F r e e
P r i n t

Print for Free: Non-Commercial Publishing in Comparative Perspective (1996)

This conference pursued the theme of freely distributed print since the eighteenth century. Speakers included Prof. Leslie Howsam (Windsor, Canada), Prof. Masayuki Sato (Yamanashi, Japan), and Dr Vadim Volkov (St Petersburg). The papers considered the production, distribution and reception of unsolicited literature, ranging from wartime and religious propaganda to personal gifts and modern junk mail. The published volume provides the first comparative analysis of the response to non-commercial print. An introductory essay offers an overview of this much neglected aspect of bibliographical history. This volume was published by Ashgate Press in 2000 as:

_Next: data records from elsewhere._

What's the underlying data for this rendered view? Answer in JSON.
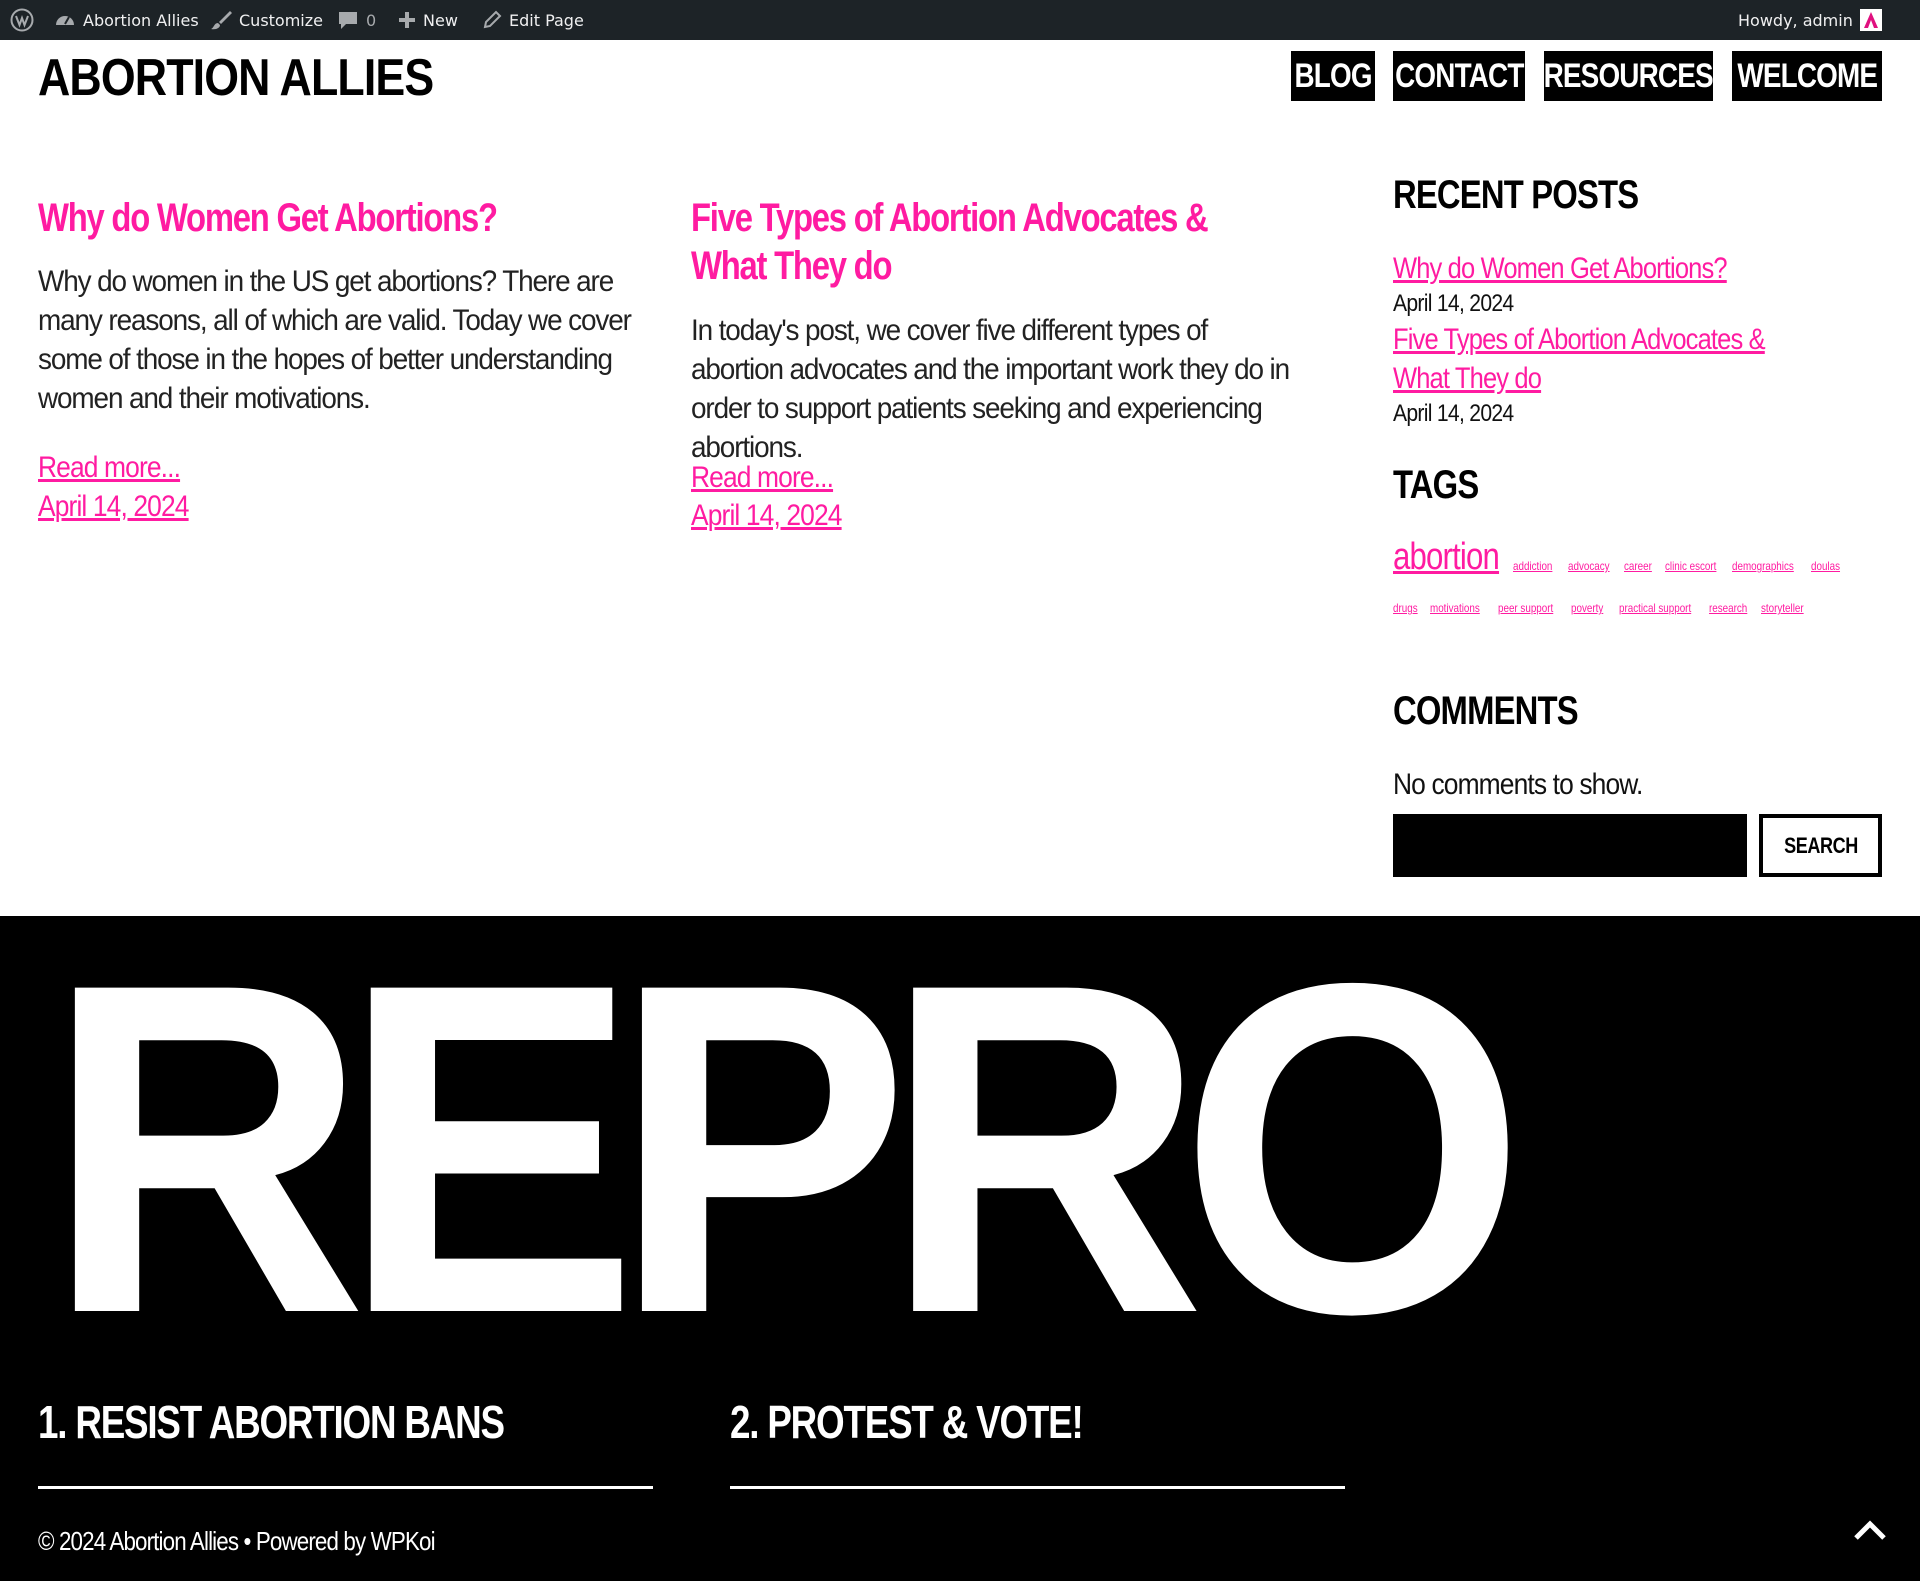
{
  "admin_bar": {
    "site_name": "Abortion Allies",
    "customize": "Customize",
    "comments_count": "0",
    "new": "New",
    "edit_page": "Edit Page",
    "howdy": "Howdy, admin",
    "icons": [
      "wordpress-icon",
      "dashboard-icon",
      "brush-icon",
      "comment-icon",
      "plus-icon",
      "pencil-icon"
    ]
  },
  "header": {
    "site_title": "ABORTION ALLIES",
    "nav": [
      "BLOG",
      "CONTACT",
      "RESOURCES",
      "WELCOME"
    ]
  },
  "posts": [
    {
      "title": "Why do Women Get Abortions?",
      "excerpt": "Why do women in the US get abortions? There are many reasons, all of which are valid. Today we cover some of those in the hopes of better understanding women and their motivations.",
      "read_more": "Read more...",
      "date": "April 14, 2024"
    },
    {
      "title": "Five Types of Abortion Advocates & What They do",
      "excerpt": "In today's post, we cover five different types of abortion advocates and the important work they do in order to support patients seeking and experiencing abortions.",
      "read_more": "Read more...",
      "date": "April 14, 2024"
    }
  ],
  "sidebar": {
    "recent_title": "RECENT POSTS",
    "recent": [
      {
        "title": "Why do Women Get Abortions?",
        "date": "April 14, 2024"
      },
      {
        "title": "Five Types of Abortion Advocates & What They do",
        "date": "April 14, 2024"
      }
    ],
    "tags_title": "TAGS",
    "tags": [
      "abortion",
      "addiction",
      "advocacy",
      "career",
      "clinic escort",
      "demographics",
      "doulas",
      "drugs",
      "motivations",
      "peer support",
      "poverty",
      "practical support",
      "research",
      "storyteller"
    ],
    "comments_title": "COMMENTS",
    "no_comments": "No comments to show.",
    "search_placeholder": "",
    "search_button": "SEARCH"
  },
  "footer": {
    "big_text": "REPRO",
    "heading_1": "1. RESIST ABORTION BANS",
    "heading_2": "2. PROTEST & VOTE!",
    "copyright": "© 2024 Abortion Allies • Powered by WPKoi"
  },
  "colors": {
    "accent": "#ff1ba1",
    "admin_bar": "#1d2327",
    "footer_bg": "#000000"
  }
}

James Raven (ed.), Free Print and Non-commercial Publishing since 1700. Aldershot: Ashgate, 2000

Contents

  • James Raven Print for free: unsolicited literature in comparative perspective
  • Anna Giulia Cavagna A free transmission of knowledge: the literary gifts and reception of an eighteenth-century scholar
  • David Money Free flattery or servile tribute? Oxford and Cambridge commemorative poetry in the seventeenth and eighteenth centuries
  • Marcus Wood 'The Abolition Blunderbuss': free publishing and British abolition propaganda, 1780-1838
  • Florence M. Jumonville Free for all: broadsides on the streets of New Orleans, 1764-1900
  • Leslie Howsam The nineteenth-century Bible Society and 'The Evil of Gratuitous Distribution'
  • James Raven Sent to the wilderness: mission literature in colonial America
  • Anindita Ghosh Between text and reader: the experience of Christian missionaries in Bengal, 1800-50
  • Vadim V. Volkov Limits to propaganda: Soviet power and the peasant reader in the 1920s
  • Valerie Holman Air-borne culture: propaganda leaflets over occupied France in the Second World War
  • Joanna Lewis Mau Mau's war of words: the battle of the pamphlets
'It is a measure of the fascination of this book that it raises so many unanswered questions even amidst so much impeccable scholarship. The contributors are all leading people in their respective fields. All of the papers are firmly based on Primary research. If some of the topics are familiar to specialists, there is nevertheless a new angle on almost all of them. This collection is a significant cotribution to our understanding of a neglected aspect of the history of communication.'

-Journal of Documentation

Below: Nineteenth-century broadside from New Orleans: